Quantum informational protocols involve coherent evolution, measurement, and postselection of qubits. A typical example is entanglement distillation. The resulting conditional dynamics is nonlinear, in contrast to the usual evolution of both closed and open quantum systems. Already the simplest types of such protocols may result in rich, complex chaotic dynamics when applied iteratively. An important property of these iterated dynamical systems is that initially pure quantum states remain pure throughout the evolution. For singlequbit systems, there is a one to one correspondence of the purestate quantum dynamics to the iterated dynamics of quadratic rational maps with one complex variable. For twoqubit systems LOCC operations may lead to dynamics, where the evolution of entanglement is chaotic in the sense of crucially depending infinitely fine details of the initial state. Sensitivity to initial states in quantum systems, stemming from such nonlinear dynamics, is a promising perspective for applications. They provide for example a solution to the quantum state matching problem, i.e. the task of deciding whether an unknown qubit state falls in a prescribed neighborhood of a reference state.

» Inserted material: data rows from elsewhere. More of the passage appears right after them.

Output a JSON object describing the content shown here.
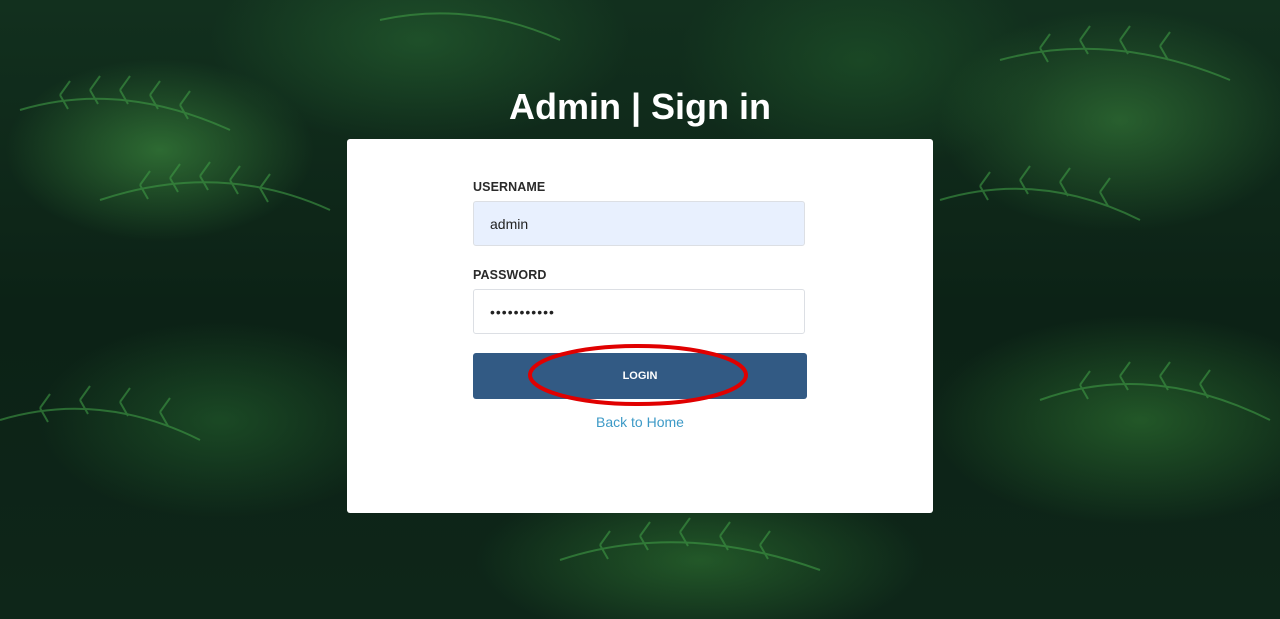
{
  "page": {
    "title": "Admin | Sign in"
  },
  "form": {
    "username_label": "USERNAME",
    "username_value": "admin",
    "password_label": "PASSWORD",
    "password_value": "password123",
    "login_label": "LOGIN",
    "back_link": "Back to Home"
  },
  "colors": {
    "button": "#325a84",
    "link": "#3d9ac7",
    "annotation": "#e00000",
    "autofill": "#e8f0fe"
  }
}
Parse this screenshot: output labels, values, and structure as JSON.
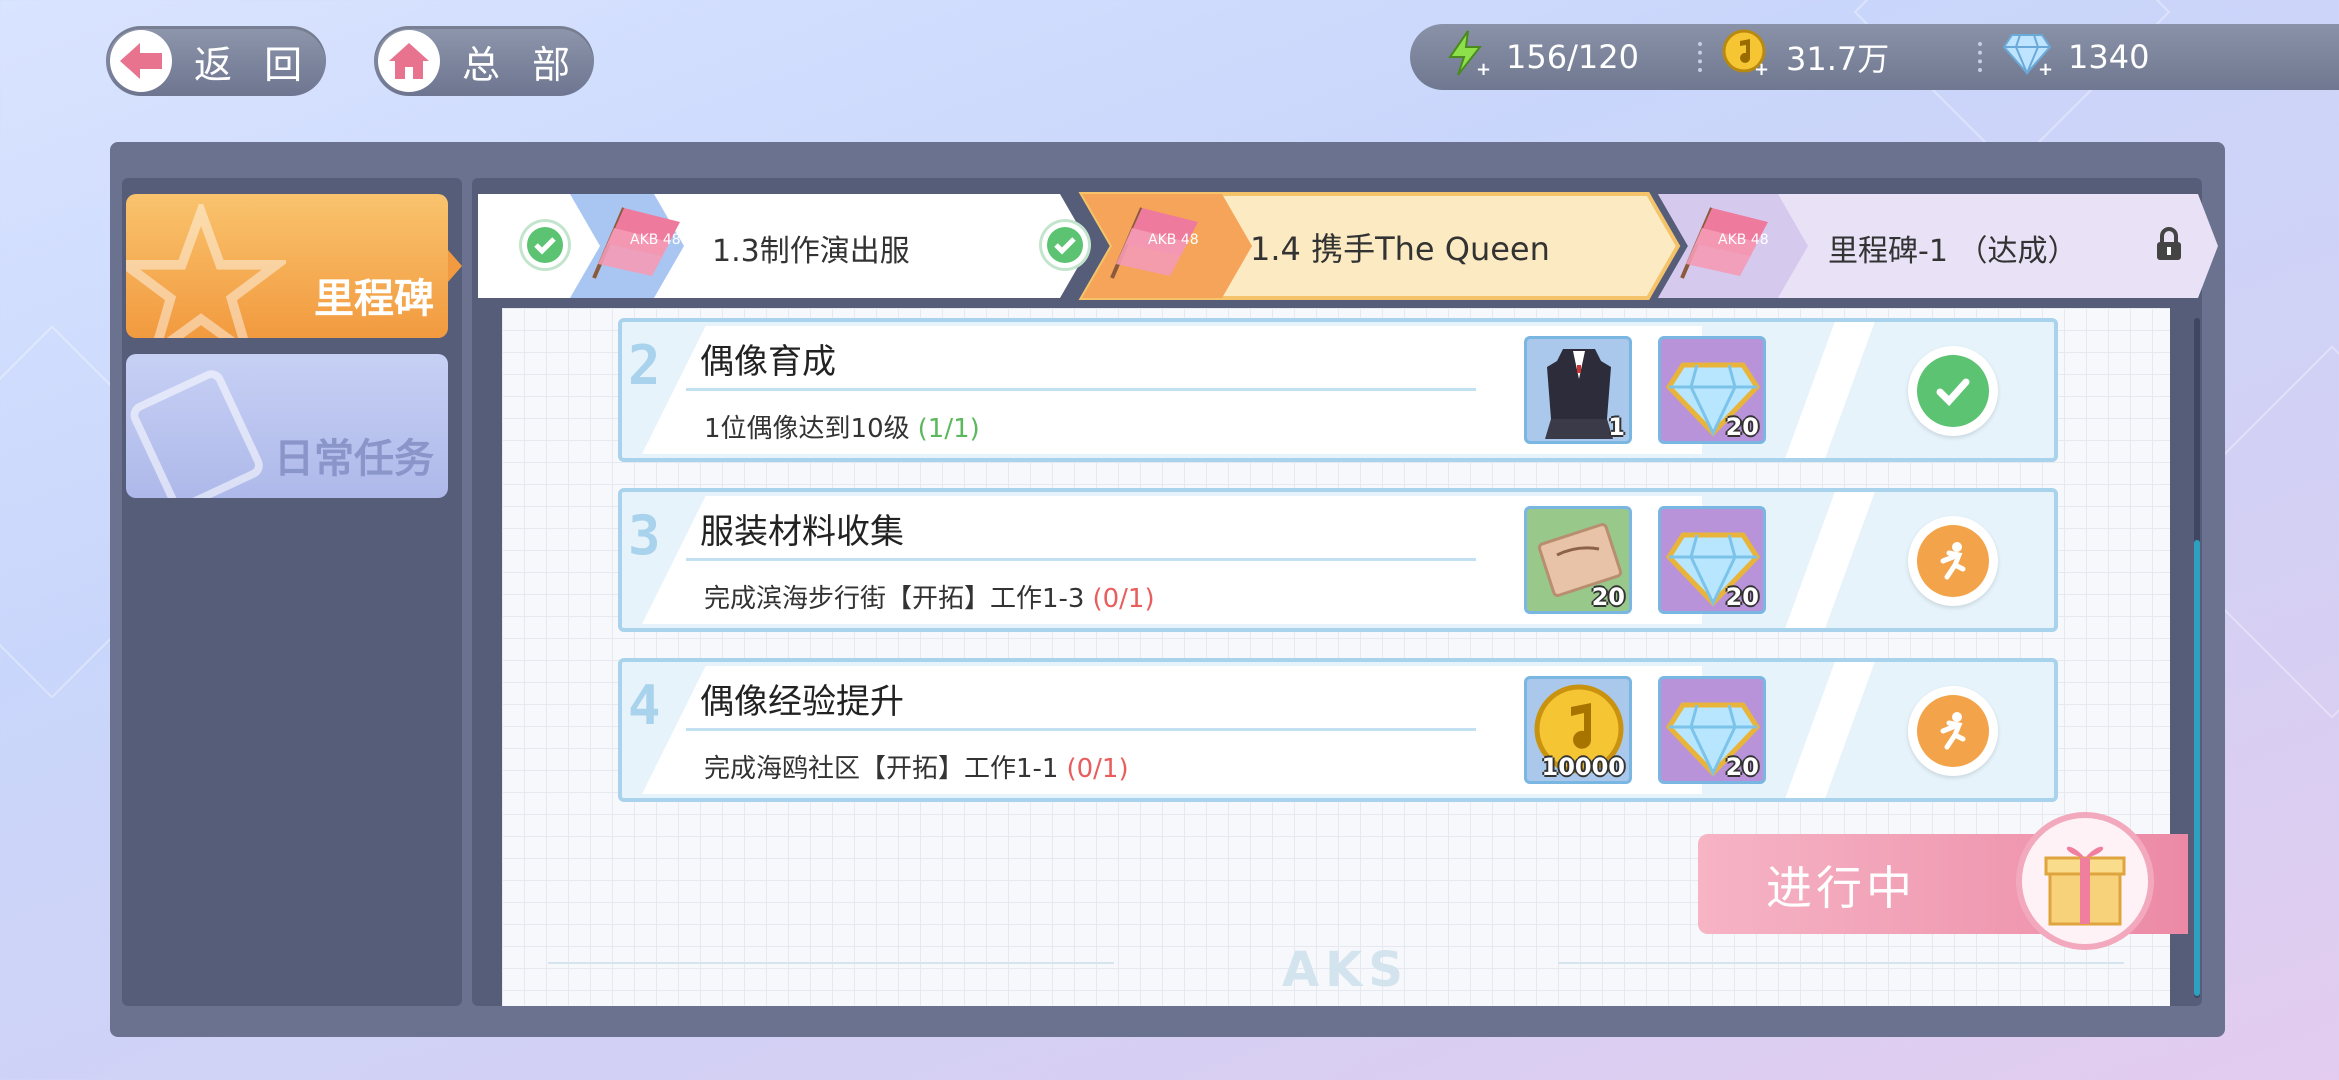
{
  "nav": {
    "back_label": "返 回",
    "home_label": "总 部"
  },
  "resources": {
    "stamina": "156/120",
    "coins": "31.7万",
    "diamonds": "1340"
  },
  "sidebar": {
    "items": [
      {
        "label": "里程碑"
      },
      {
        "label": "日常任务"
      }
    ]
  },
  "tabs": [
    {
      "label": "1.3制作演出服"
    },
    {
      "label": "1.4 携手The Queen"
    },
    {
      "label": "里程碑-1 （达成）"
    }
  ],
  "flag_text": "AKB 48",
  "tasks": [
    {
      "num": "2",
      "title": "偶像育成",
      "desc": "1位偶像达到10级",
      "progress": "(1/1)",
      "rewards": [
        {
          "icon": "outfit-icon",
          "count": "1"
        },
        {
          "icon": "diamond-icon",
          "count": "20"
        }
      ],
      "status": "done"
    },
    {
      "num": "3",
      "title": "服装材料收集",
      "desc": "完成滨海步行街【开拓】工作1-3",
      "progress": "(0/1)",
      "rewards": [
        {
          "icon": "material-card-icon",
          "count": "20"
        },
        {
          "icon": "diamond-icon",
          "count": "20"
        }
      ],
      "status": "go"
    },
    {
      "num": "4",
      "title": "偶像经验提升",
      "desc": "完成海鸥社区【开拓】工作1-1",
      "progress": "(0/1)",
      "rewards": [
        {
          "icon": "coin-icon",
          "count": "10000"
        },
        {
          "icon": "diamond-icon",
          "count": "20"
        }
      ],
      "status": "go"
    }
  ],
  "in_progress_label": "进行中",
  "footer_logo": "AKS",
  "colors": {
    "done_progress": "#5cb85c",
    "pending_progress": "#e85d5d",
    "accent_orange": "#f3a44a",
    "done_green": "#5cc372"
  }
}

We determine that such protocols may exhibit sensitive, quasichaotic evolution not only for pure initial states but also for mixed states, i.e., the complex dynamical behavior is not destroyed by small initial uncertainty. We show that the appearance of sensitive, complex dynamics associated with a fractal structure in the parameter space of the system has the character of a phase transition. The purity of the initial state plays the role of the control parameter, and the dimension of the fractal structure is independent of the purity value after passing the phase transition point.
A. Gilyén, T. Kiss, and I. Jex, Sci. Rep. 6, 20076 (2016).
O. Kálmán and T. Kiss, Phys. Rev. A 97, 032125 (2018).
Martin Malachov, Igor Jex, Orsolya Kálmán, and Tamás Kiss, Chaos 29, 033107 (2019).